:: INSTRUCTIONS TO FOLLOW ::
Report each line of the entries below that has the word "data" in it.

:: RECORDS FOR PROCESSING ::
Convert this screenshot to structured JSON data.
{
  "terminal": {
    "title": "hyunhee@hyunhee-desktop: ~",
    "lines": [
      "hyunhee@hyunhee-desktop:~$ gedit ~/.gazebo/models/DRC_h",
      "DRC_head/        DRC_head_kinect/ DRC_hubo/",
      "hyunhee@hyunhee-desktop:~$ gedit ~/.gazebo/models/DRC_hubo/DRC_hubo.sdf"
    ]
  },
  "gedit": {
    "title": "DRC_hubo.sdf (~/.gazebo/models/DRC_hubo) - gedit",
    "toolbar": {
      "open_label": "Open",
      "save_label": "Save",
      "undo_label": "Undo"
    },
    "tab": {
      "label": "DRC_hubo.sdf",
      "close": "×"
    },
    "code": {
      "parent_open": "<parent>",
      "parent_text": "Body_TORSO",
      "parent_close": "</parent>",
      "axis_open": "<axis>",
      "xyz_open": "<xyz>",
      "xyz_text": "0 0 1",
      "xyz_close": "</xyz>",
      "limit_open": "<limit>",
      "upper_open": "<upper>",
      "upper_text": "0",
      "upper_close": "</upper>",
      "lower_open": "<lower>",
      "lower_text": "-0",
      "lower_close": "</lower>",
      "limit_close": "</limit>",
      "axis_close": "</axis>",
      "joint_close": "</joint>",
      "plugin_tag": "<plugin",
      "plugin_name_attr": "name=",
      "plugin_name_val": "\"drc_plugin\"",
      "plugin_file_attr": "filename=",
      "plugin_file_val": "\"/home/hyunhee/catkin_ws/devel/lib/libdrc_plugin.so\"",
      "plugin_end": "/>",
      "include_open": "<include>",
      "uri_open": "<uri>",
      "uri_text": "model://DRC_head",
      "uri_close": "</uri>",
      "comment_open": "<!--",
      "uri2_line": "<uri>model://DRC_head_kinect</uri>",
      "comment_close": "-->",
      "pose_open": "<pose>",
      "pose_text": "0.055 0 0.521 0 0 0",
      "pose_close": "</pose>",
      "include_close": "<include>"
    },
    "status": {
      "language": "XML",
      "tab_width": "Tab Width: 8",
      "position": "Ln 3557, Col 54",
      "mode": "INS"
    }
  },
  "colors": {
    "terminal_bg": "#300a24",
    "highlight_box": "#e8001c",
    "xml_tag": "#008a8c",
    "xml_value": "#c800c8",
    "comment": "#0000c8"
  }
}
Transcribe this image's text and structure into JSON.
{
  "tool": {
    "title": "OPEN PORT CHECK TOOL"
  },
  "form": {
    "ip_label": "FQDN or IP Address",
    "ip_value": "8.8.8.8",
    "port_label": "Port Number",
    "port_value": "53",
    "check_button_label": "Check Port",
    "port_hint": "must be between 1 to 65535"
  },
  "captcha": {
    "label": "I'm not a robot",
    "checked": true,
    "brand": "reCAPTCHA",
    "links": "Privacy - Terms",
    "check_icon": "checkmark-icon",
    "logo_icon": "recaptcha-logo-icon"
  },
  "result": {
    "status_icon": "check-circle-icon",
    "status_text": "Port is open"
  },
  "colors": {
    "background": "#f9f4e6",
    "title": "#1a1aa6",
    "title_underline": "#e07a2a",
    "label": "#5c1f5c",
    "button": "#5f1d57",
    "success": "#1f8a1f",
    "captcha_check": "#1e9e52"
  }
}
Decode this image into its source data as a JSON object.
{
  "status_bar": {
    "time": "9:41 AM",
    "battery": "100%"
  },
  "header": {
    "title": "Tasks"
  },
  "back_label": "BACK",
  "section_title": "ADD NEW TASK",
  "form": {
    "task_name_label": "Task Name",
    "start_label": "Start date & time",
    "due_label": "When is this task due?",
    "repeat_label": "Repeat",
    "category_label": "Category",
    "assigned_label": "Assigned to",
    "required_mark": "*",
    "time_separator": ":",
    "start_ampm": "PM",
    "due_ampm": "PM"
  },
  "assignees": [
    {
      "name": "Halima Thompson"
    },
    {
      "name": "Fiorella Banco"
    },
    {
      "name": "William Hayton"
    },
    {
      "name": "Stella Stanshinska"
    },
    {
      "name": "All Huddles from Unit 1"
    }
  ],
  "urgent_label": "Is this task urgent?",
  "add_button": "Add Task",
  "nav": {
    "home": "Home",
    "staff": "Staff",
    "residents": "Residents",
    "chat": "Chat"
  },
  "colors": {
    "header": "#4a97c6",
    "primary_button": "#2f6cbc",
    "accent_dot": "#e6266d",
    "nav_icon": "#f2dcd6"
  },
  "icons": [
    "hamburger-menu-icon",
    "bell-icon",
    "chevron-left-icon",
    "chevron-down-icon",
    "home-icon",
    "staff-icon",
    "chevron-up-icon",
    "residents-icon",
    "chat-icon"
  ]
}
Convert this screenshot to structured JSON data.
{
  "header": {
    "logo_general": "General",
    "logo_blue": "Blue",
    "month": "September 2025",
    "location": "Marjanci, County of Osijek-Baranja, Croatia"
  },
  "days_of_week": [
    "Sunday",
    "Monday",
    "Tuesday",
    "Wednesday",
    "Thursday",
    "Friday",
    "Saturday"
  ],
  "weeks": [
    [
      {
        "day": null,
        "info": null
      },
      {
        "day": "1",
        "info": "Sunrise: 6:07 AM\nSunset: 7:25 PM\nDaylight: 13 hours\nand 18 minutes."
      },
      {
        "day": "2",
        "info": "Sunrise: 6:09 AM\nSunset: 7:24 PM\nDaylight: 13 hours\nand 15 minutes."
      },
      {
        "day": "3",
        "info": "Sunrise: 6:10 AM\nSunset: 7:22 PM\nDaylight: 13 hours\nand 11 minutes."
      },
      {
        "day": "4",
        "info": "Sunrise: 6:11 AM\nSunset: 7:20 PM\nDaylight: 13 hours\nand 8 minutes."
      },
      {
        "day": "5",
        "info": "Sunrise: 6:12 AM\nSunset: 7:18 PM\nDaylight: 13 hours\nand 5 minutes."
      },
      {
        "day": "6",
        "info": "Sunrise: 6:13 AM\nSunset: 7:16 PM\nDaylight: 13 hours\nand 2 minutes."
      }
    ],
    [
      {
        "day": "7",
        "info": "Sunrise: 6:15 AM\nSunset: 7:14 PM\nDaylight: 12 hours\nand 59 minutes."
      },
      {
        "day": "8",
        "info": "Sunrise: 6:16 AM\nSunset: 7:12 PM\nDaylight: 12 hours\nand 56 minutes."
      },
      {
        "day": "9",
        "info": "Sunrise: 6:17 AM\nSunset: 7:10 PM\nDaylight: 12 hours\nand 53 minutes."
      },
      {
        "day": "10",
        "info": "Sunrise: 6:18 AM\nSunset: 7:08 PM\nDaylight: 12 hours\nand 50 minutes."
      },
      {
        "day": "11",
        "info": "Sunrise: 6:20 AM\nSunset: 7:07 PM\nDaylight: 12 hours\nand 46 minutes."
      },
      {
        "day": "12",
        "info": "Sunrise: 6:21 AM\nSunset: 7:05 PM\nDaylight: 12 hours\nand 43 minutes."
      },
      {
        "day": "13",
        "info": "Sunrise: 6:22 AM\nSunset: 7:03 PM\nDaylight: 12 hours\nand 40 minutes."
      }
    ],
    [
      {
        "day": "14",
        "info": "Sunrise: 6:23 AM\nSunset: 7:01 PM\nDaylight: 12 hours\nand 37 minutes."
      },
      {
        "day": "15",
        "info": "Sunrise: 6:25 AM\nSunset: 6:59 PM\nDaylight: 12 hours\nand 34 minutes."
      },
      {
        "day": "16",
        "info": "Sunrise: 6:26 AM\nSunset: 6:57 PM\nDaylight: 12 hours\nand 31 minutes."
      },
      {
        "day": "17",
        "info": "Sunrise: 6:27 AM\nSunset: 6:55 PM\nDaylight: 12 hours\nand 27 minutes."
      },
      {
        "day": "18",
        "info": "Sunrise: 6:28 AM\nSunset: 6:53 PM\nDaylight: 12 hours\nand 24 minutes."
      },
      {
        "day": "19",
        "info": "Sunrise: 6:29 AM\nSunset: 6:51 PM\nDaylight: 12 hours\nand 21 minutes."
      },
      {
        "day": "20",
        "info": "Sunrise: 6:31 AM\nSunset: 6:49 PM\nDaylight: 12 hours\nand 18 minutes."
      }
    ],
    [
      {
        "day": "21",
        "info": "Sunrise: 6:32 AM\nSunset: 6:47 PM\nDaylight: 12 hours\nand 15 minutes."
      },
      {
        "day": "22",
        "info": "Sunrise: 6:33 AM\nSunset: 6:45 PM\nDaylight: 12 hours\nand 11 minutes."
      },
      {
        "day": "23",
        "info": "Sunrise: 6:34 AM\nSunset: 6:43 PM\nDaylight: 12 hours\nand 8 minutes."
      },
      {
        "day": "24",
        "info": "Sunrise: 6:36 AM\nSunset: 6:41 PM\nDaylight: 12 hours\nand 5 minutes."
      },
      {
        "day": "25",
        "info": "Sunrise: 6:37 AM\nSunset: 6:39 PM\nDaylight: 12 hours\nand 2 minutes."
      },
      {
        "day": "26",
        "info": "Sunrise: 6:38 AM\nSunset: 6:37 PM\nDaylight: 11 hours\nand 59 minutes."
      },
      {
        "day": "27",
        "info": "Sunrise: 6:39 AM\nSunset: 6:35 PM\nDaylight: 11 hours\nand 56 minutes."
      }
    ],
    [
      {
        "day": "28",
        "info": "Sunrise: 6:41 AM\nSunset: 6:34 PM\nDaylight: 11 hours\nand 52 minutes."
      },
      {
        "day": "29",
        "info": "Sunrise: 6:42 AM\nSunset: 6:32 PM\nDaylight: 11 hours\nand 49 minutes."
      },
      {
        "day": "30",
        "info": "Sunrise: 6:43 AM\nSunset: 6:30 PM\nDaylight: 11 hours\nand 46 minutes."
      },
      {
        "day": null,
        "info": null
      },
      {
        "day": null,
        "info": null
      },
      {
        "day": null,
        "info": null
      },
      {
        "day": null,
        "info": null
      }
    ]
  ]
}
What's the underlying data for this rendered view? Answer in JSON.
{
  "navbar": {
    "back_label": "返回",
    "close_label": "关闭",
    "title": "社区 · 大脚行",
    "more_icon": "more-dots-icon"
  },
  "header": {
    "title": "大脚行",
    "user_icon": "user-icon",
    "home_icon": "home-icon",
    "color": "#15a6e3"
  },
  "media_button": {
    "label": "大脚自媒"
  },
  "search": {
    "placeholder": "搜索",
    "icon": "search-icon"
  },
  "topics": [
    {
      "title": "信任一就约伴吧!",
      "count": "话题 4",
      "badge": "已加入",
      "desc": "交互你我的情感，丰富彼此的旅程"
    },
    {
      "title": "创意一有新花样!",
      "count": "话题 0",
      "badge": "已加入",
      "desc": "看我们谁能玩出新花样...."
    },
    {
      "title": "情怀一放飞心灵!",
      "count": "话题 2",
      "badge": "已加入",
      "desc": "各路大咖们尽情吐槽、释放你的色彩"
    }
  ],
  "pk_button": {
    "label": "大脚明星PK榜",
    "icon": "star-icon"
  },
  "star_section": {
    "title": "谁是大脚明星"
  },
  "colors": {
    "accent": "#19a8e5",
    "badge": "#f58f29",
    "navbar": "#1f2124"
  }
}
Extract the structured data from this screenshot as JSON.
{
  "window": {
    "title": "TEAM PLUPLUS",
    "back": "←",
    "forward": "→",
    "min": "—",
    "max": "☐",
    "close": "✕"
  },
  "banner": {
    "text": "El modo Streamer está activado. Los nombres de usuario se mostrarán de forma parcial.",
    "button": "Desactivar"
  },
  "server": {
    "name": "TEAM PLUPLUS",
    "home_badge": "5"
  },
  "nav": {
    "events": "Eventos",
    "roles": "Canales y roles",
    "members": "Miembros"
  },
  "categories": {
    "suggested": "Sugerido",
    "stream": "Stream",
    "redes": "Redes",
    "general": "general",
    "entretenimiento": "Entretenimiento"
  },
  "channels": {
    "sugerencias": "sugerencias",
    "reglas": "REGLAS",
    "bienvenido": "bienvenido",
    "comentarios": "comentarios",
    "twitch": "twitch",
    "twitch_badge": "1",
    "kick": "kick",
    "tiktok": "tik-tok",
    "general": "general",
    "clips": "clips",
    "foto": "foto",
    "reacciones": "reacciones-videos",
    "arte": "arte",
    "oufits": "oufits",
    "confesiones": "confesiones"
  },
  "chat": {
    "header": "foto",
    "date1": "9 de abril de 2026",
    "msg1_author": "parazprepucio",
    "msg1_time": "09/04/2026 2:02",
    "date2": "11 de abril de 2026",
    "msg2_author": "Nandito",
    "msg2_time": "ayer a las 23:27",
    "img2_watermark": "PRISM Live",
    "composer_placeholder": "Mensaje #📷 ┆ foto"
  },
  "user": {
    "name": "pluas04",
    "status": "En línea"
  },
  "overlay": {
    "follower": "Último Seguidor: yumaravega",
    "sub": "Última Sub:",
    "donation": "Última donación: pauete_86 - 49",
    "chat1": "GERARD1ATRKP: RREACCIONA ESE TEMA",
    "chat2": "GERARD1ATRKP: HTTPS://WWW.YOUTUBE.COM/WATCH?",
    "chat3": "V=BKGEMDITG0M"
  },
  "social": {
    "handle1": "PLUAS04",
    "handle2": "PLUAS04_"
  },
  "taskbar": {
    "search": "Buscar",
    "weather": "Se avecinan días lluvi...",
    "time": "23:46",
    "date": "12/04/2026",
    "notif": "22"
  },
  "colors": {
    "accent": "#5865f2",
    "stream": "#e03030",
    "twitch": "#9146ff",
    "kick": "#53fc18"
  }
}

:: SOLUTION ::
Convert this screenshot to structured JSON data.
Decode this image into its source data as a JSON object.
Convert this screenshot to structured JSON data.
What's the underlying data for this rendered view? Answer in JSON.
Extract the structured data from this screenshot as JSON.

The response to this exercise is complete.